The legend of the fountain of youth has been around for thousands of years. From ancient Greek myths to modern movies such as “Pirates of the Caribbean,” the narrative of the search for the fountain of youth captivates the minds of audiences young and old. The question of whether the fountain truly exists has yet to be determined, but there are other ways to maintain a youthful body and mind.
Instead of focusing on quick fixes for those signs of aging, focus your attention on making lifestyle changes that will benefit you for the rest of your life. We age along a continuum, rather than all of a sudden. Getting adequate levels of nutrients throughout life is an important step toward maintaining youthfulness. There are multiple supplements on the market that claim to have the power to reduce wrinkles, boost memory and aid in fat loss. What many people do not realize is that supplements are not regulated by the Food and Drug Administration, so information given about each supplement (including information on the label) is not always backed up by conclusive research. What you think you are taking might be much more or less of a nutrient than is actually in the supplement. Should you decide to take supplements, talk to your doctor and registered dietitian before taking them – supplements, even herbal supplements, can have negative effects on their users.

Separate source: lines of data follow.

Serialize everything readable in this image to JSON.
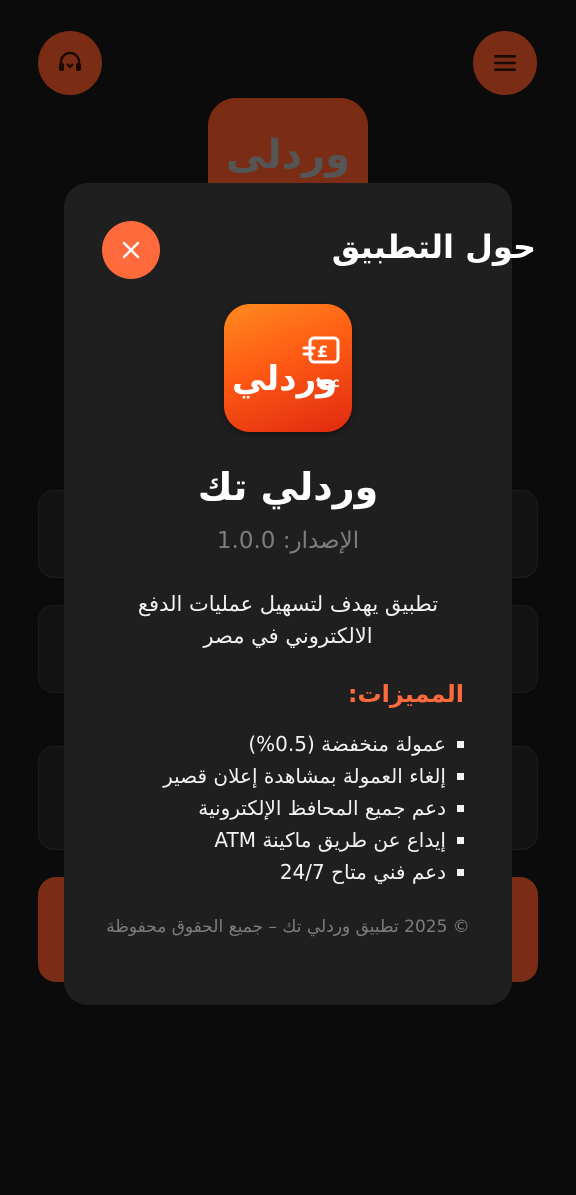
{
  "background": {
    "logo_text": "وردلى"
  },
  "modal": {
    "title": "حول التطبيق",
    "app_icon": {
      "brand_text": "وردلي",
      "sub_text": "tec"
    },
    "app_name": "وردلي تك",
    "version": "الإصدار: 1.0.0",
    "description": "تطبيق يهدف لتسهيل عمليات الدفع الالكتروني في مصر",
    "features_title": "المميزات:",
    "features": [
      "عمولة منخفضة (0.5%)",
      "إلغاء العمولة بمشاهدة إعلان قصير",
      "دعم جميع المحافظ الإلكترونية",
      "إيداع عن طريق ماكينة ATM",
      "دعم فني متاح 24/7"
    ],
    "copyright": "© 2025 تطبيق وردلي تك – جميع الحقوق محفوظة"
  },
  "icons": {
    "support": "headset-icon",
    "menu": "hamburger-menu-icon",
    "close": "close-icon",
    "app_card": "wallet-card-icon"
  },
  "colors": {
    "accent": "#ff6a3d",
    "accent_dim": "#7a2d14",
    "modal_bg": "#1f1f1f",
    "page_bg": "#0b0b0b",
    "muted_text": "#7d7d7d"
  }
}
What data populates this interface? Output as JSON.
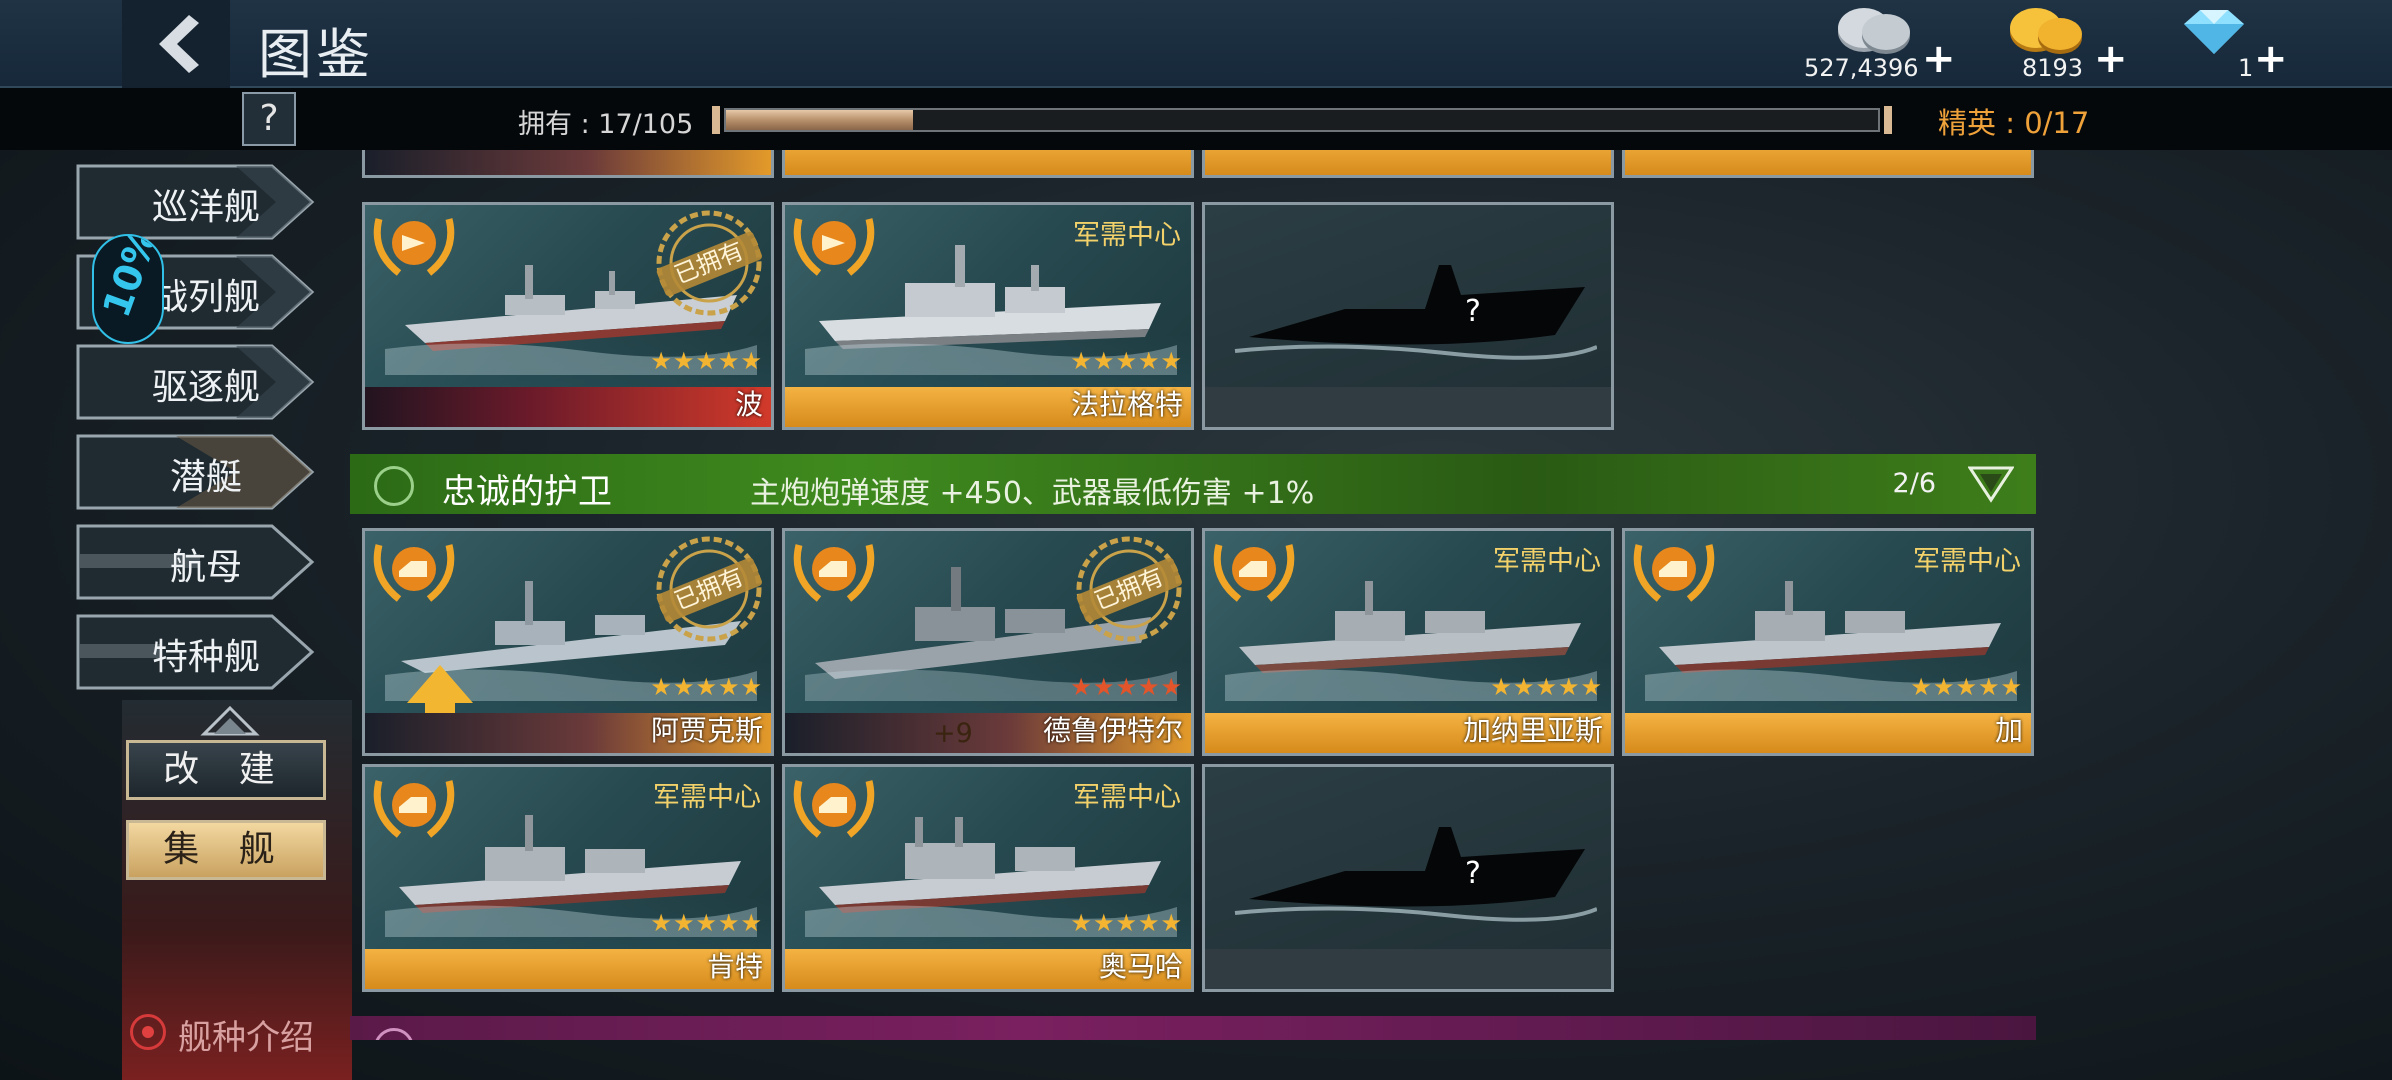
{
  "header": {
    "title": "图鉴"
  },
  "currencies": [
    {
      "name": "silver-coins",
      "value": "527,4396",
      "color": "#c8cfd6"
    },
    {
      "name": "gold-coins",
      "value": "8193",
      "color": "#f2b431"
    },
    {
      "name": "diamonds",
      "value": "1",
      "color": "#7fd6ff"
    }
  ],
  "collection": {
    "owned_label": "拥有 : 17/105",
    "owned": 17,
    "total": 105,
    "elite_label": "精英 : 0/17",
    "help": "?"
  },
  "sidebar": {
    "tabs": [
      {
        "label": "巡洋舰"
      },
      {
        "label": "战列舰"
      },
      {
        "label": "驱逐舰"
      },
      {
        "label": "潜艇"
      },
      {
        "label": "航母"
      },
      {
        "label": "特种舰"
      }
    ],
    "upgrade_label": "改 建",
    "collect_label": "集 舰",
    "class_intro_label": "舰种介绍"
  },
  "grid": {
    "owned_stamp": "已拥有",
    "source_label": "军需中心",
    "stars": "★★★★★",
    "row_a": [
      {
        "name": "波",
        "owned": true,
        "source": "",
        "bar": "red"
      },
      {
        "name": "法拉格特",
        "owned": false,
        "source": "军需中心",
        "bar": "gold"
      },
      {
        "name": "",
        "silhouette": true
      }
    ],
    "set_loyal": {
      "name": "忠诚的护卫",
      "bonus": "主炮炮弹速度 +450、武器最低伤害 +1%",
      "count": "2/6",
      "color": "#3f8a1e"
    },
    "row_b": [
      {
        "name": "阿贾克斯",
        "owned": true,
        "bar": "dark"
      },
      {
        "name": "德鲁伊特尔",
        "owned": true,
        "bar": "dark",
        "level": "+9"
      },
      {
        "name": "加纳里亚斯",
        "owned": false,
        "source": "军需中心",
        "bar": "gold"
      },
      {
        "name": "加",
        "owned": false,
        "source": "军需中心",
        "bar": "gold"
      }
    ],
    "row_c": [
      {
        "name": "肯特",
        "owned": false,
        "source": "军需中心",
        "bar": "gold"
      },
      {
        "name": "奥马哈",
        "owned": false,
        "source": "军需中心",
        "bar": "gold"
      },
      {
        "name": "",
        "silhouette": true
      }
    ],
    "next_set": {
      "color": "#7a2060"
    }
  }
}
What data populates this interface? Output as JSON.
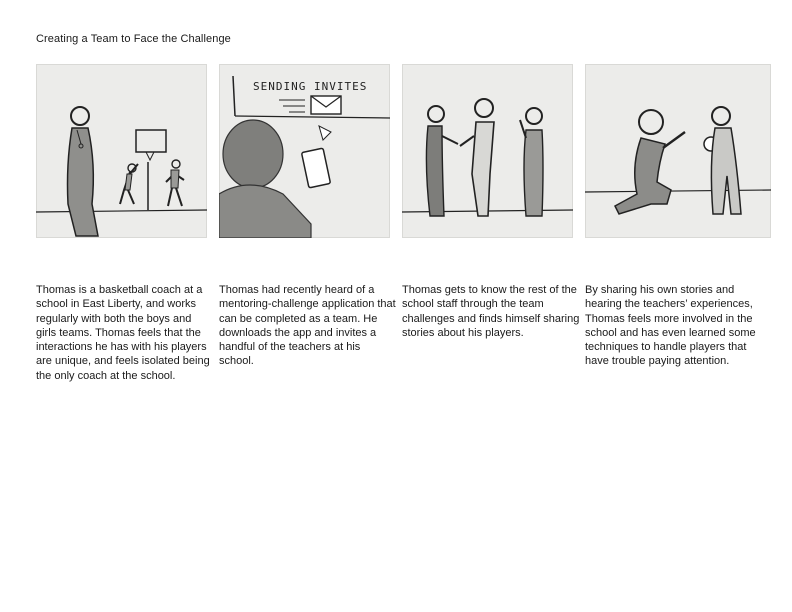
{
  "document": {
    "title": "Creating a Team to Face the Challenge"
  },
  "panels": [
    {
      "illustration_icon": "coach-with-basketball-hoop-sketch",
      "caption": "Thomas is a basketball coach at a school in East Liberty, and works regularly with both the boys and girls teams. Thomas feels that the interactions he has with his players are unique, and feels isolated being the only coach at the school."
    },
    {
      "illustration_icon": "sending-invites-phone-sketch",
      "sketch_text": "SENDING INVITES",
      "caption": "Thomas had recently heard of a mentoring-challenge application that can be completed as a team. He downloads the app and invites a handful of the teachers at his school."
    },
    {
      "illustration_icon": "staff-handshake-sketch",
      "caption": "Thomas gets to know the rest of the school staff through the team challenges and finds himself sharing stories about his players."
    },
    {
      "illustration_icon": "coach-kneeling-with-player-sketch",
      "caption": "By sharing his own stories and hearing the teachers’ experiences, Thomas feels more involved in the school and has even learned some techniques to handle players that have trouble paying attention."
    }
  ]
}
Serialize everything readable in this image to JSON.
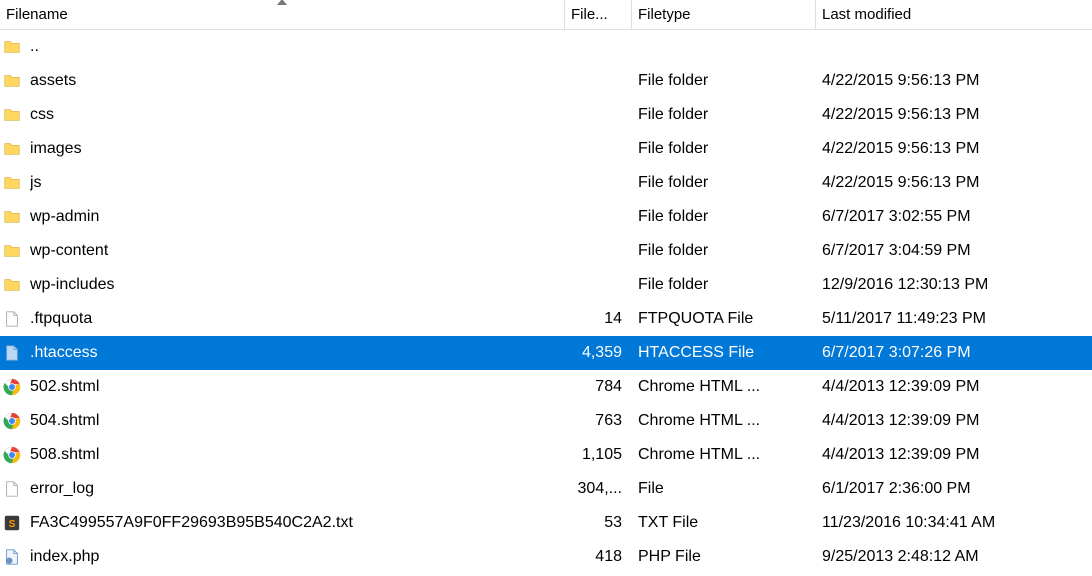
{
  "columns": {
    "filename": "Filename",
    "filesize": "File...",
    "filetype": "Filetype",
    "lastmodified": "Last modified"
  },
  "sort": {
    "column": "filename",
    "direction": "asc"
  },
  "selected_index": 9,
  "files": [
    {
      "icon": "folder",
      "name": "..",
      "size": "",
      "type": "",
      "modified": ""
    },
    {
      "icon": "folder",
      "name": "assets",
      "size": "",
      "type": "File folder",
      "modified": "4/22/2015 9:56:13 PM"
    },
    {
      "icon": "folder",
      "name": "css",
      "size": "",
      "type": "File folder",
      "modified": "4/22/2015 9:56:13 PM"
    },
    {
      "icon": "folder",
      "name": "images",
      "size": "",
      "type": "File folder",
      "modified": "4/22/2015 9:56:13 PM"
    },
    {
      "icon": "folder",
      "name": "js",
      "size": "",
      "type": "File folder",
      "modified": "4/22/2015 9:56:13 PM"
    },
    {
      "icon": "folder",
      "name": "wp-admin",
      "size": "",
      "type": "File folder",
      "modified": "6/7/2017 3:02:55 PM"
    },
    {
      "icon": "folder",
      "name": "wp-content",
      "size": "",
      "type": "File folder",
      "modified": "6/7/2017 3:04:59 PM"
    },
    {
      "icon": "folder",
      "name": "wp-includes",
      "size": "",
      "type": "File folder",
      "modified": "12/9/2016 12:30:13 PM"
    },
    {
      "icon": "file",
      "name": ".ftpquota",
      "size": "14",
      "type": "FTPQUOTA File",
      "modified": "5/11/2017 11:49:23 PM"
    },
    {
      "icon": "file-blue",
      "name": ".htaccess",
      "size": "4,359",
      "type": "HTACCESS File",
      "modified": "6/7/2017 3:07:26 PM"
    },
    {
      "icon": "chrome",
      "name": "502.shtml",
      "size": "784",
      "type": "Chrome HTML ...",
      "modified": "4/4/2013 12:39:09 PM"
    },
    {
      "icon": "chrome",
      "name": "504.shtml",
      "size": "763",
      "type": "Chrome HTML ...",
      "modified": "4/4/2013 12:39:09 PM"
    },
    {
      "icon": "chrome",
      "name": "508.shtml",
      "size": "1,105",
      "type": "Chrome HTML ...",
      "modified": "4/4/2013 12:39:09 PM"
    },
    {
      "icon": "file",
      "name": "error_log",
      "size": "304,...",
      "type": "File",
      "modified": "6/1/2017 2:36:00 PM"
    },
    {
      "icon": "sublime",
      "name": "FA3C499557A9F0FF29693B95B540C2A2.txt",
      "size": "53",
      "type": "TXT File",
      "modified": "11/23/2016 10:34:41 AM"
    },
    {
      "icon": "php",
      "name": "index.php",
      "size": "418",
      "type": "PHP File",
      "modified": "9/25/2013 2:48:12 AM"
    }
  ]
}
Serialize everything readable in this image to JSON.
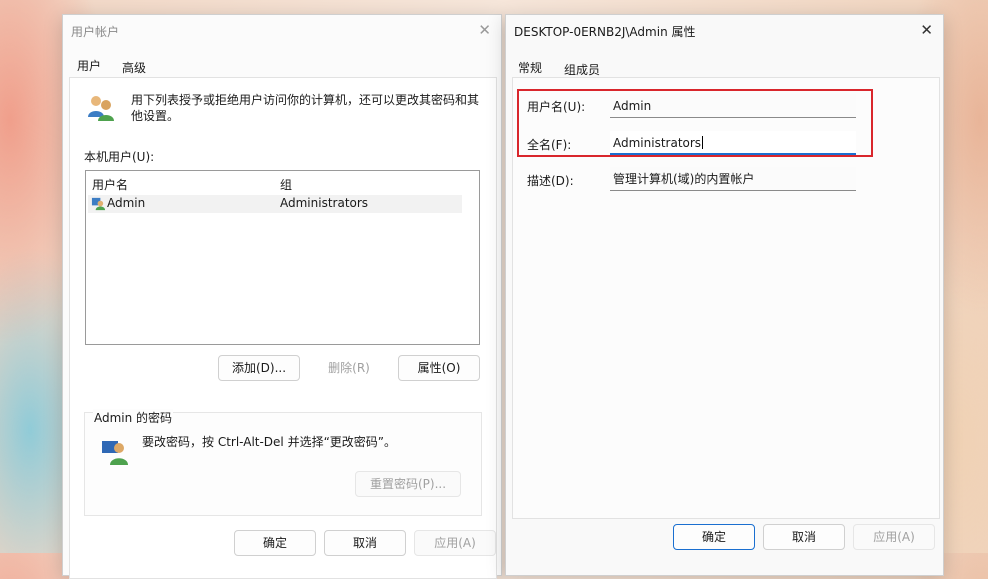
{
  "user_accounts": {
    "title": "用户帐户",
    "tabs": [
      "用户",
      "高级"
    ],
    "intro": "用下列表授予或拒绝用户访问你的计算机，还可以更改其密码和其他设置。",
    "users_label": "本机用户(U):",
    "columns": [
      "用户名",
      "组"
    ],
    "rows": [
      {
        "name": "Admin",
        "group": "Administrators"
      }
    ],
    "buttons": {
      "add": "添加(D)...",
      "remove": "删除(R)",
      "properties": "属性(O)"
    },
    "password_group": "Admin 的密码",
    "password_text": "要改密码，按 Ctrl-Alt-Del 并选择“更改密码”。",
    "reset_password": "重置密码(P)...",
    "footer": {
      "ok": "确定",
      "cancel": "取消",
      "apply": "应用(A)"
    }
  },
  "properties": {
    "title": "DESKTOP-0ERNB2J\\Admin 属性",
    "tabs": [
      "常规",
      "组成员"
    ],
    "username_label": "用户名(U):",
    "username_value": "Admin",
    "fullname_label": "全名(F):",
    "fullname_value": "Administrators",
    "description_label": "描述(D):",
    "description_value": "管理计算机(域)的内置帐户",
    "footer": {
      "ok": "确定",
      "cancel": "取消",
      "apply": "应用(A)"
    }
  },
  "icons": {
    "close": "close-icon",
    "users": "users-icon",
    "user_row": "user-icon",
    "password_user": "user-key-icon"
  },
  "colors": {
    "accent": "#1a6fd0",
    "highlight": "#d9262c"
  }
}
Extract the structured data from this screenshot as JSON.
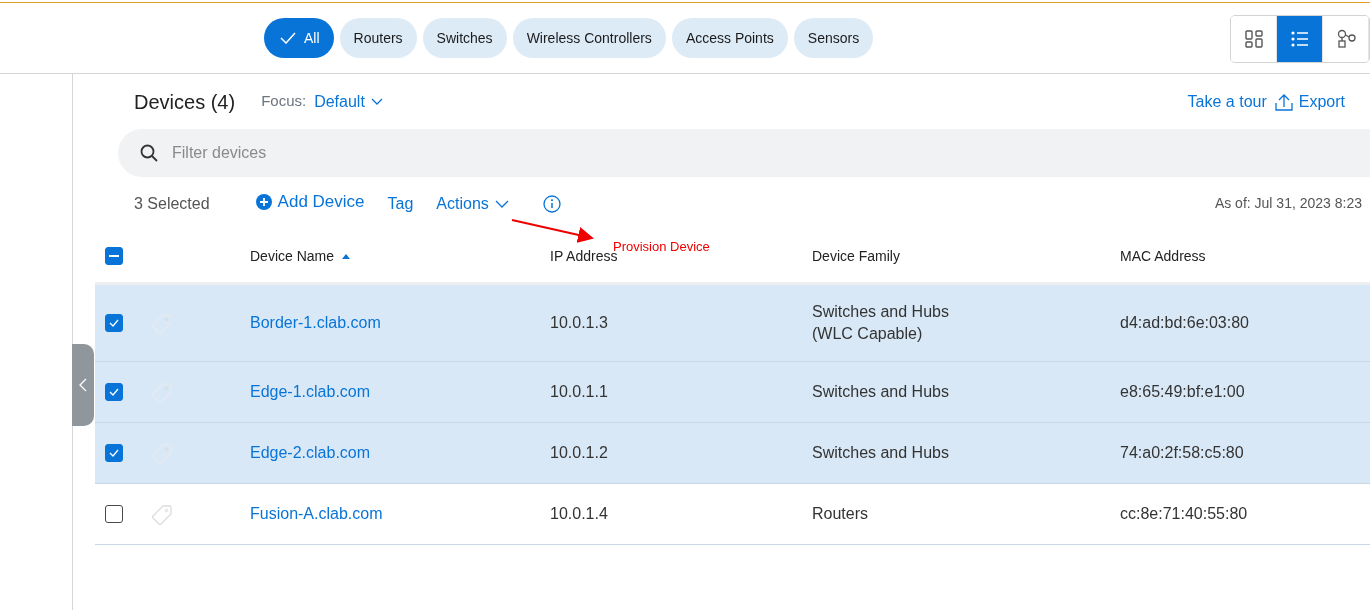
{
  "filters": [
    {
      "label": "All",
      "selected": true
    },
    {
      "label": "Routers",
      "selected": false
    },
    {
      "label": "Switches",
      "selected": false
    },
    {
      "label": "Wireless Controllers",
      "selected": false
    },
    {
      "label": "Access Points",
      "selected": false
    },
    {
      "label": "Sensors",
      "selected": false
    }
  ],
  "view_toggle": [
    {
      "kind": "grid",
      "selected": false
    },
    {
      "kind": "list",
      "selected": true
    },
    {
      "kind": "topology",
      "selected": false
    }
  ],
  "header": {
    "title": "Devices (4)",
    "focus_label": "Focus:",
    "focus_value": "Default",
    "tour_link": "Take a tour",
    "export_link": "Export"
  },
  "search": {
    "placeholder": "Filter devices"
  },
  "toolbar": {
    "selected_count": "3 Selected",
    "add": "Add Device",
    "tag": "Tag",
    "actions": "Actions",
    "as_of": "As of: Jul 31, 2023 8:23"
  },
  "table": {
    "select_all_indeterminate": true,
    "columns": [
      {
        "label": "Device Name",
        "sorted": true
      },
      {
        "label": "IP Address",
        "sorted": false
      },
      {
        "label": "Device Family",
        "sorted": false
      },
      {
        "label": "MAC Address",
        "sorted": false
      }
    ],
    "rows": [
      {
        "selected": true,
        "name": "Border-1.clab.com",
        "ip": "10.0.1.3",
        "family": "Switches and Hubs\n(WLC Capable)",
        "mac": "d4:ad:bd:6e:03:80"
      },
      {
        "selected": true,
        "name": "Edge-1.clab.com",
        "ip": "10.0.1.1",
        "family": "Switches and Hubs",
        "mac": "e8:65:49:bf:e1:00"
      },
      {
        "selected": true,
        "name": "Edge-2.clab.com",
        "ip": "10.0.1.2",
        "family": "Switches and Hubs",
        "mac": "74:a0:2f:58:c5:80"
      },
      {
        "selected": false,
        "name": "Fusion-A.clab.com",
        "ip": "10.0.1.4",
        "family": "Routers",
        "mac": "cc:8e:71:40:55:80"
      }
    ]
  },
  "annotation": {
    "text": "Provision Device"
  }
}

So how do you obtain youth and get the right nutrients without the help of the fountain or supplements? It is as simple as the foods you choose to eat. If you eat to stay young, you will. What types of foods should you choose? The United States Department of Agriculture’s new MyPlate is a great place to start. It divides our plates into four different food groups, vegetables, fruits, protein and grains with a side of dairy included. To get the vitamins and minerals your body needs to remain youthful follow these simple tips:
Divide your plate in half
1) Instead of filling half of it with rice, pasta, potato or other cars, fill half with vegetables and fruits.
2) Instead of making meat the central point of the meal, be sure that it only takes up ¼ of your plate (around 3 ounces – deck of cards). Choose lean cuts of meat, pork, chicken or fish. Beans are a nutrient packed substitute for any meat. Quinoa and Chia seeds are new high protein foods that can be substituted for meat as well.
3) Instead of processed grains, make at least half of your grains whole with whole wheat bread and tortillas, brown rice, oatmeal or popcorn.
4) Instead of high fat dairy products, choose fat free or low fat dairy such as cheese, yogurt and milk.
5) Limit foods that are highly processed and contain excess saturated and trans fats.
6) Limit sugar-sweetened beverages. Drink plenty of water.
7) Choose foods that contain lower sodium.
8) Enjoy your food…you are what you eat!
For more information visit www.choosemyplate.gov